It’s important to note that the reconstruction of Lyndale Avenue (when was that? 10 years ago? Less?) was the culmination of a long and painful design process whereby the neighborhood insisted on a much narrower, friendlier design, including sure bump outs and many other items, rather than the four-lane version the county was suggesting. (back in my teens, I did a lot of passing on the right – funny how taking away that option eliminates the behavior!)
This does beg the question – if after all that effort, we still don’t have a Lyndale Avenue that is pleasant for sidewalk seating, then what?
“the new Harriet’s Inn…”
Am I missing something? Hasn’t this place been opened since 2015? Seems like you have a suburbanites notion of “new.”
Some background on this project (I’m a former Kingfield neighborhood president; we’re the ‘hood across Lyndale, with the SA that remained open):
So Aaron is right, for a long time this was 2 SAs. Not an ideal situation for SA, who really just wanted to reduce competition, At one point around 2000, SA wanted to sell the Kingfield SA for housing, We were excited, but the plan’s stick was a rebuilt/expanded SA where Harriet’s now stands,
To facilitate the expansion, SA had acquired the house next to its double lot. Due to zoning laws, the neighbors had incredible power to stop the needed rezoning, and they did, So SA retaliated by demoing a perfectly good house, with almost no notice, despite the fact that nothing commercial could be built there.

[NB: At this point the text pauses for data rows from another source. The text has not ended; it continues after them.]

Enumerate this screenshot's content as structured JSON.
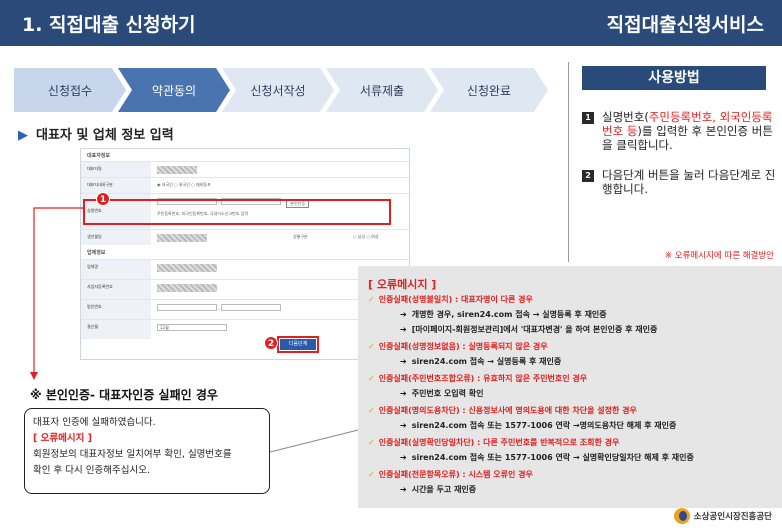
{
  "header": {
    "title": "1. 직접대출 신청하기",
    "service": "직접대출신청서비스"
  },
  "steps": [
    {
      "label": "신청접수",
      "state": "done"
    },
    {
      "label": "약관동의",
      "state": "active"
    },
    {
      "label": "신청서작성",
      "state": "todo"
    },
    {
      "label": "서류제출",
      "state": "todo"
    },
    {
      "label": "신청완료",
      "state": "todo"
    }
  ],
  "section_title": "대표자 및 업체 정보 입력",
  "form": {
    "group1": "대표자정보",
    "rows": [
      {
        "label": "대표자명",
        "value": ""
      },
      {
        "label": "대표자내외구분",
        "value": "◉ 내국인 ○ 외국인 ○ 재외동포"
      },
      {
        "label": "실명번호",
        "value": "주민등록번호, 외국인등록번호, 국내거소신고번호 입력",
        "button": "본인인증"
      },
      {
        "label": "생년월일",
        "value": "",
        "extra_label": "성별구분",
        "extra_value": "○ 남성 ○ 여성"
      }
    ],
    "group2": "업체정보",
    "rows2": [
      {
        "label": "업체명",
        "value": ""
      },
      {
        "label": "사업자등록번호",
        "value": ""
      },
      {
        "label": "법인번호",
        "value": ""
      },
      {
        "label": "결산월",
        "value": "12월"
      }
    ],
    "submit": "다음단계",
    "badge1": "1",
    "badge2": "2"
  },
  "sidebar": {
    "title": "사용방법",
    "items": [
      {
        "num": "1",
        "pre": "실명번호(",
        "highlight": "주민등록번호, 외국인등록번호 등",
        "post": ")를 입력한 후 본인인증 버튼을 클릭합니다."
      },
      {
        "num": "2",
        "text": "다음단계 버튼을 눌러 다음단계로 진행합니다."
      }
    ],
    "note": "※ 오류메시지에 따른 해결방안"
  },
  "errors": {
    "heading": "[ 오류메시지 ]",
    "l1": "인증실패(성명불일치) : 대표자명이 다른 경우",
    "l1a": "개명한 경우, siren24.com 접속 → 실명등록 후 재인증",
    "l1b": "[마이페이지-회원정보관리]에서 '대표자변경' 을 하여 본인인증 후 재인증",
    "l2": "인증실패(성명정보없음) : 실명등록되지 않은 경우",
    "l2a": "siren24.com 접속 → 실명등록 후 재인증",
    "l3": "인증실패(주민번호조합오류) : 유효하지 않은 주민번호인 경우",
    "l3a": "주민번호 오입력 확인",
    "l4": "인증실패(명의도용차단) : 신용정보사에 명의도용에 대한 차단을 설정한 경우",
    "l4a": "siren24.com 접속 또는 1577-1006 연락 →명의도용차단 해제 후 재인증",
    "l5": "인증실패(실명확인당일차단) : 다른 주민번호를 반복적으로 조회한 경우",
    "l5a": "siren24.com 접속 또는 1577-1006 연락 → 실명확인당일차단 해제 후 재인증",
    "l6": "인증실패(전문항목오류) : 시스템 오류인 경우",
    "l6a": "시간을 두고 재인증"
  },
  "fail": {
    "title": "※ 본인인증- 대표자인증 실패인 경우",
    "line1": "대표자 인증에 실패하였습니다.",
    "line2": "[ 오류메시지 ]",
    "line3": "회원정보의 대표자정보 일치여부 확인, 실명번호를",
    "line4": "확인 후 다시 인증해주십시오."
  },
  "footer": {
    "org": "소상공인시장진흥공단"
  },
  "colors": {
    "header": "#2a4a7a",
    "accent_red": "#e02020",
    "link_blue": "#1a56c4"
  }
}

This led to a near-decade-long glare-off, with a crumbling SA and a vacant lot at a gateway to what are two thriving neighborhoods. It was frustrating and depressing.
FINALLY, the Green Mill dude bought the shebang, and people were generally excited. BUT. The neighborhood fought GMD on hours (earlier close), music (restricted) AND (here’s where it gets fuzzy) parking.
If I recall correctly, there was originally a bocce court proposed, I think for the south side where the lot is. But – and I may be wrong here – the neighbors, still mad about the tear down, didn’t warm to the idea of crowd noise next to a residential house that should have been next to a residential house.
So that moved what later became the patio to the north side, where the virtue (for neighbors) was that it faced commercial buildings, not houses. That’s why it’s on what seems like an illogical side,
I don’t mind the patio not being on Lyndale – it’s very trafficky and another one of those trying-to-be-Paris-but-goddamn-it’s-loud unsatisfying patio deals. Would’ve been pretty on the streetscape, but current iteration more satisfying to sit in,
I don’t remember the exact contours of why there’s such a big lot on the south side. I dimly recall this being a latish move by the developer, but could be wrong.
As for the surban-ness of the whole thing, it is definitely that. It’s not a regular hangout for me, but I have learned there are plenty of neighborhood people who really like having something different than the Revival/LowBrow crowded/hip/etc. diner. On some level, it represents diversity, that many neighbors embrace.
I think they tried hard with the building, and to my eye, just missed. But on balance, it’s a pleasant, if slightly off, addition. Aesthetically, it would be tons better without the lot, but not sure how immediate neighbors feel about that one.
The food is so-so, by the way.
That last “as for” is a hanging chad. Sorry bout that.
David, fascinating back story here. Much appreciated.
“The parking lot is easily accessible.”
You’re joking, right? See that pile of former snow / now ice that half-obstructs the walkway? That sure looks risky to me, especially to someone who’s not steady on foot or using a walker or some such.
And why is that like that? In all likelihood, some guy in a pickup truck with an attached plow pushed the newly fallen snow around and off the parking area and onto any convenient non-parking area, including that spot. And no one in the days or weeks following got out there with a shovel to finish the job properly. And that’s standard operating procedure, folks, and a mark of a suburban, not urban, sensibility.